Dataset rows describing interfaces:
^^^^^^^^^^^^^^^^

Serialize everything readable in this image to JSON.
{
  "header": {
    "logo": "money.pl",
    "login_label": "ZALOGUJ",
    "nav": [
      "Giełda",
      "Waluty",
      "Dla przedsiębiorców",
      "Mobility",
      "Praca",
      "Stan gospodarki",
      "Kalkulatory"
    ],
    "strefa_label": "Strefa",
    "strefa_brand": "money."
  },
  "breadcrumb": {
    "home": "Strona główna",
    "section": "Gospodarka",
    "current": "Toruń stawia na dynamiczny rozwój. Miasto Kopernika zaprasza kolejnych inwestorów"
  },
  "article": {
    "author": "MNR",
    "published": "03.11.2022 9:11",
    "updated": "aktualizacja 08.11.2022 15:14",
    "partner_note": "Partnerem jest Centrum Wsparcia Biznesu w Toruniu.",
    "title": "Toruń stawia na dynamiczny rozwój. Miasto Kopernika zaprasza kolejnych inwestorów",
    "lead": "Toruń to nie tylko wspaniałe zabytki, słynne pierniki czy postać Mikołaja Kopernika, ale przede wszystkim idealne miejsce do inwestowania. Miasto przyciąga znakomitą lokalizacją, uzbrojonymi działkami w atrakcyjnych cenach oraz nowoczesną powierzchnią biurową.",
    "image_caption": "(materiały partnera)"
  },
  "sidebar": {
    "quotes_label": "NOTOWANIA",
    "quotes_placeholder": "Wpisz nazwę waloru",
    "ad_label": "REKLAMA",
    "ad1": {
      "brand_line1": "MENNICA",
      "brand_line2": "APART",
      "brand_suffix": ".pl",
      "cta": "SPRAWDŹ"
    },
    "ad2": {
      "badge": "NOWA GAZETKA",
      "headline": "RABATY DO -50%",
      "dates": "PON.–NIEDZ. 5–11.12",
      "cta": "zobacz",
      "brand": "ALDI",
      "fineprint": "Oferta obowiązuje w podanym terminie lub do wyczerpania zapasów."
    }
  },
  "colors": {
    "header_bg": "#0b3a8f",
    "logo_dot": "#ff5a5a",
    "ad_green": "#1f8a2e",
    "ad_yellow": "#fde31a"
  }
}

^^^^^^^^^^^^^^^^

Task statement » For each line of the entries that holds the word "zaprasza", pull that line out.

Reply »
    "current": "Toruń stawia na dynamiczny rozwój. Miasto Kopernika zaprasza kolejnych inwestorów"
    "title": "Toruń stawia na dynamiczny rozwój. Miasto Kopernika zaprasza kolejnych inwestorów",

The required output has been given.